Aim of the exercise — Which of the lines below include "Entertainment"? Each one should be copied out.

Records for the exercise —
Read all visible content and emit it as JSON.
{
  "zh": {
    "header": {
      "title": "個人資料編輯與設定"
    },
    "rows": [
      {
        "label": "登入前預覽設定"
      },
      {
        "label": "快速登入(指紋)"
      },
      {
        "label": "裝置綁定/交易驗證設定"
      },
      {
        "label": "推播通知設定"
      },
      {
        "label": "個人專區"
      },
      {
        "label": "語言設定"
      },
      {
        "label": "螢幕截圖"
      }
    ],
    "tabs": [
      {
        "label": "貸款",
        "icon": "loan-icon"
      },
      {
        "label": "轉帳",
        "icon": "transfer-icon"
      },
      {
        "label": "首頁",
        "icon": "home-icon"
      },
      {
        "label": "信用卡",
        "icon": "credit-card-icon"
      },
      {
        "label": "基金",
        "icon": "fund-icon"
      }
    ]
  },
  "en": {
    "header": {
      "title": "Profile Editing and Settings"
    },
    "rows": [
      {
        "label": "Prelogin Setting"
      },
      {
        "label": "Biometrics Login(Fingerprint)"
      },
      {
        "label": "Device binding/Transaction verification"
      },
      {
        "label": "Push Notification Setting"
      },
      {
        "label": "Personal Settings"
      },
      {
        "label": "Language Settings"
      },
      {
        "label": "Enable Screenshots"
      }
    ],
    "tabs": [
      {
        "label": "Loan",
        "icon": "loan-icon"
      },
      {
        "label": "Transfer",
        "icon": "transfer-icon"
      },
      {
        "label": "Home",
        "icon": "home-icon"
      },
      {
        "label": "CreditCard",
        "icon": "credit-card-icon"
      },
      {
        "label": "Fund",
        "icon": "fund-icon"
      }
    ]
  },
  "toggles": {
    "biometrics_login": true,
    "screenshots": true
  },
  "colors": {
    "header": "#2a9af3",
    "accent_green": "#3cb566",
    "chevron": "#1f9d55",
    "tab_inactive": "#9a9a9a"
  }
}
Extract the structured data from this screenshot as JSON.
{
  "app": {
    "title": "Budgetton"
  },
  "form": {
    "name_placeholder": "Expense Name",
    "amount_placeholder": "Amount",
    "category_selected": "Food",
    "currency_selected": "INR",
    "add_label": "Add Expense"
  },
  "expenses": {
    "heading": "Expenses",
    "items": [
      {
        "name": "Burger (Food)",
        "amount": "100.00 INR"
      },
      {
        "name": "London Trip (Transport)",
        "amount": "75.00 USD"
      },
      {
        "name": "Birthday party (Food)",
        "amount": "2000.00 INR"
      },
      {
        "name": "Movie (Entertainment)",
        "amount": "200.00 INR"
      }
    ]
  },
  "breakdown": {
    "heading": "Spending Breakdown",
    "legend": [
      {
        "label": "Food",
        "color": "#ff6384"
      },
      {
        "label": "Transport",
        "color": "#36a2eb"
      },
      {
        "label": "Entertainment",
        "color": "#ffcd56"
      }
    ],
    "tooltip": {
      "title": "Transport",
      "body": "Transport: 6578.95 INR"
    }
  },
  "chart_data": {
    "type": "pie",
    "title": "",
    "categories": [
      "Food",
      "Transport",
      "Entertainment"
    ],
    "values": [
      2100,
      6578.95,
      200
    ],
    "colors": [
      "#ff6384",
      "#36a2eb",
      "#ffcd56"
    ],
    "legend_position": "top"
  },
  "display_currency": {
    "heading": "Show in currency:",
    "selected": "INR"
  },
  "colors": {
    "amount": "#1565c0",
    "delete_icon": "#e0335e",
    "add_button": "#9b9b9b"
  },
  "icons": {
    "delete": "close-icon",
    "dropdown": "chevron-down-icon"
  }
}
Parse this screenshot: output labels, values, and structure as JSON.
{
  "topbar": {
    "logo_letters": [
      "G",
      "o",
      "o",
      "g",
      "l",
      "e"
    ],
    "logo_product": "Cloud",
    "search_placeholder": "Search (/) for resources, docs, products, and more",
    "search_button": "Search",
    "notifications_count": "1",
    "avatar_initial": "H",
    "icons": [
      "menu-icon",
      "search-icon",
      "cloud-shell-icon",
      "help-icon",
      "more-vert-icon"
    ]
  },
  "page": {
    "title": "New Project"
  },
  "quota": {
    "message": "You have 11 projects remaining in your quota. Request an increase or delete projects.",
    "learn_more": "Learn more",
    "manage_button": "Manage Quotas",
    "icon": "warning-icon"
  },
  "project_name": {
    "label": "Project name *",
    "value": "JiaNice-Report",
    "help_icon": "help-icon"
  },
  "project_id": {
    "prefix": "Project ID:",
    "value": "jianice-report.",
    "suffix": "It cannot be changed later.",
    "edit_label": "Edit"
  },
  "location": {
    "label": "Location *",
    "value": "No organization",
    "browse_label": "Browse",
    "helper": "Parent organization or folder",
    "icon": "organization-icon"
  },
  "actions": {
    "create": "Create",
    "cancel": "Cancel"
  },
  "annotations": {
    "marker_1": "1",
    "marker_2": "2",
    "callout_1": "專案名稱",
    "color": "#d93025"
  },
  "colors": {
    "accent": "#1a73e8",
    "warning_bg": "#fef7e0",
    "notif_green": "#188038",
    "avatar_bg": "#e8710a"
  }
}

Result for this task —
        "name": "Movie (Entertainment)",
        "label": "Entertainment",
      "Entertainment"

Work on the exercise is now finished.